═════ Dataset content
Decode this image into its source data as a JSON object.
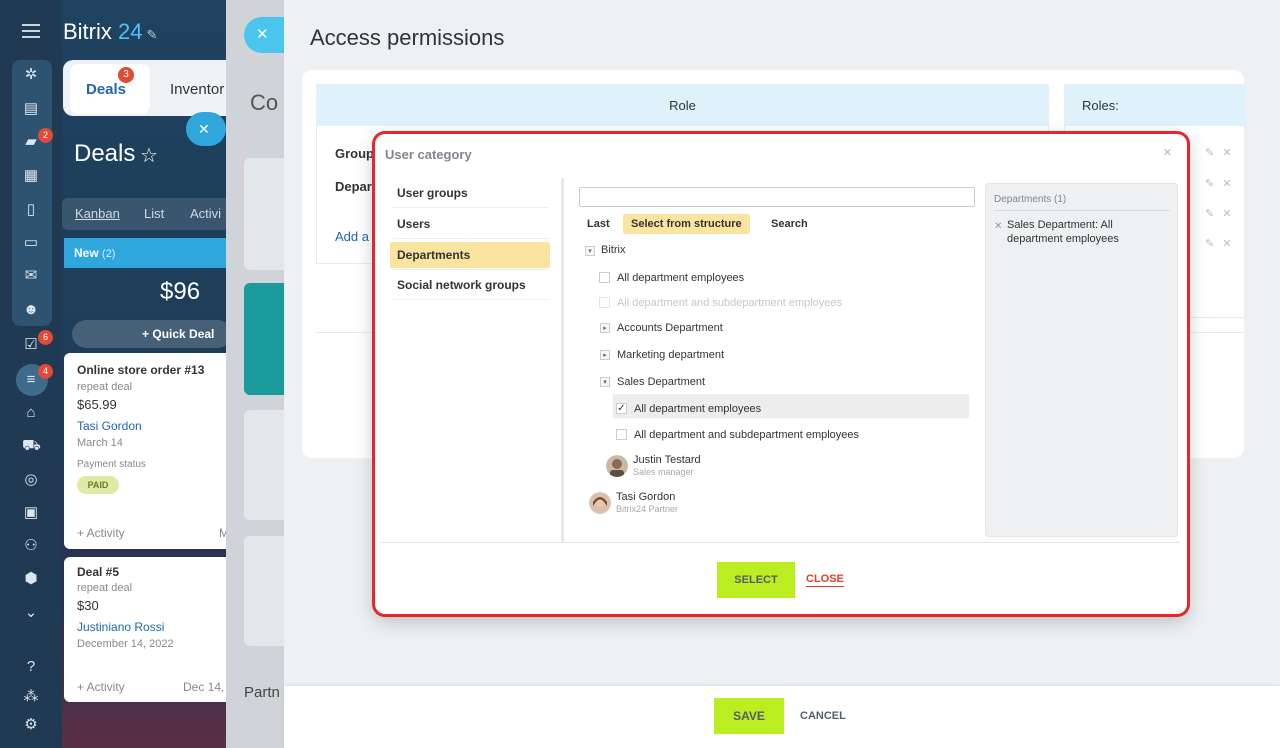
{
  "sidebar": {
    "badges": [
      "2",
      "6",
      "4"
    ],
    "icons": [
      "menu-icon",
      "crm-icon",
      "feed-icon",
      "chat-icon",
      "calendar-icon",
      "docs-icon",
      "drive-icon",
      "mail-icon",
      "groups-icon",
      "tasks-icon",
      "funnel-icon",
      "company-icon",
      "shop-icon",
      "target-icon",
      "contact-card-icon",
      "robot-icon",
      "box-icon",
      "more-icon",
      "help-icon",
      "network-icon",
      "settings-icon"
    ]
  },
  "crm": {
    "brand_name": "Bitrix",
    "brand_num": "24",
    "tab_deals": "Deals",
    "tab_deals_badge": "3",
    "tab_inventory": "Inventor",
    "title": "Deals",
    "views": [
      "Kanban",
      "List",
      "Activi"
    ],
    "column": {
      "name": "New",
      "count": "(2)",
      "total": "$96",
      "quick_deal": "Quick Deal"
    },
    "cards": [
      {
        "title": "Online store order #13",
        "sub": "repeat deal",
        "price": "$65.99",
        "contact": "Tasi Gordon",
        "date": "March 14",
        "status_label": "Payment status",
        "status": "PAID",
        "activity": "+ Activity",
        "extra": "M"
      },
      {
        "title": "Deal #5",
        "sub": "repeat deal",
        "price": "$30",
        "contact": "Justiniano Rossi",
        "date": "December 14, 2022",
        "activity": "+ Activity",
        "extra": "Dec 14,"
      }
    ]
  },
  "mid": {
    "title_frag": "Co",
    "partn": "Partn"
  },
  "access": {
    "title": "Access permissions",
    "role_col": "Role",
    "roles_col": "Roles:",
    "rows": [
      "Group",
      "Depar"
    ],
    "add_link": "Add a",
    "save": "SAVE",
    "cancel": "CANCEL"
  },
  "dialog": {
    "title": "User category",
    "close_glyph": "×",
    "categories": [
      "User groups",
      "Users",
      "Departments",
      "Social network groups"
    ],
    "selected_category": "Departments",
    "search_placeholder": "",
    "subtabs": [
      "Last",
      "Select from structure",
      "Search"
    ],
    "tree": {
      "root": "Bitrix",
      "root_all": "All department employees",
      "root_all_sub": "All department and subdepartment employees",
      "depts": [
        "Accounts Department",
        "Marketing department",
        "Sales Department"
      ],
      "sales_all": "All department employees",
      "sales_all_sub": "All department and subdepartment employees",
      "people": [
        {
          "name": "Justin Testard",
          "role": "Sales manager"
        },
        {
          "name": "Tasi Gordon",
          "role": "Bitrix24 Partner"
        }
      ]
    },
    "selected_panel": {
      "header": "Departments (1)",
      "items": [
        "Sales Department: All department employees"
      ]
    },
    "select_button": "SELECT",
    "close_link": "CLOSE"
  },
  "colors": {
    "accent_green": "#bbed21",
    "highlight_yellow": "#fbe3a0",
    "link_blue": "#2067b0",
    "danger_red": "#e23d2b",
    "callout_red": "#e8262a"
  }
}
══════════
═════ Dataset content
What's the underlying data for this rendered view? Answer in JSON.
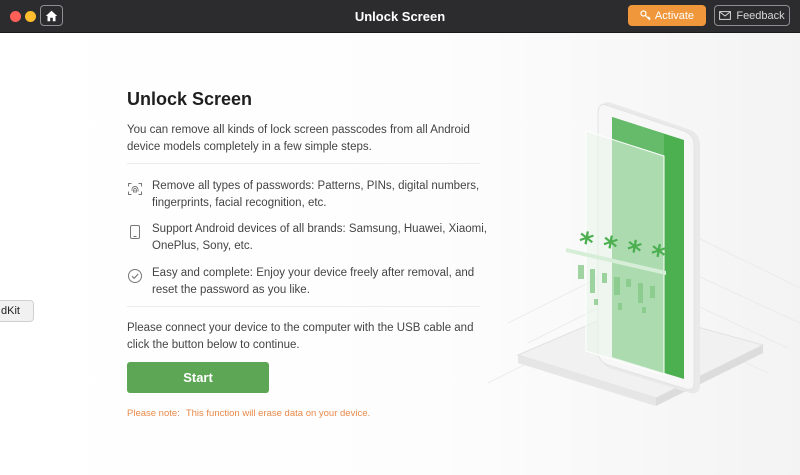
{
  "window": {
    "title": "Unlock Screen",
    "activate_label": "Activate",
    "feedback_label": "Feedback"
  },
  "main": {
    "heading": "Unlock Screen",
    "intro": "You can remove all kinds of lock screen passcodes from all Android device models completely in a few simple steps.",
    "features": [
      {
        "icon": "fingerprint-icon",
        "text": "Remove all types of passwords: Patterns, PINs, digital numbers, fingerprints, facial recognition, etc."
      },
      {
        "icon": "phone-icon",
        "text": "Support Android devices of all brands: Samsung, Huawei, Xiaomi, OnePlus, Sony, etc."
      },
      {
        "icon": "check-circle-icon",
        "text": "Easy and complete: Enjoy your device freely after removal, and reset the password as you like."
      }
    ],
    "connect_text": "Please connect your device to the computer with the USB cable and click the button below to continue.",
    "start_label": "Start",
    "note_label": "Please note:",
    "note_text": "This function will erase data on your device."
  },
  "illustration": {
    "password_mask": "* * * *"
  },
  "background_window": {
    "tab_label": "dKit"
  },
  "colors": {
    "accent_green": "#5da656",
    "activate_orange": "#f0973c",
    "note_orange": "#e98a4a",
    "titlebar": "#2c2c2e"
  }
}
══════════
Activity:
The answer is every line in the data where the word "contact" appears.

Problem solution:
      "contact-card-icon",
        "contact": "Tasi Gordon",
        "contact": "Justiniano Rossi",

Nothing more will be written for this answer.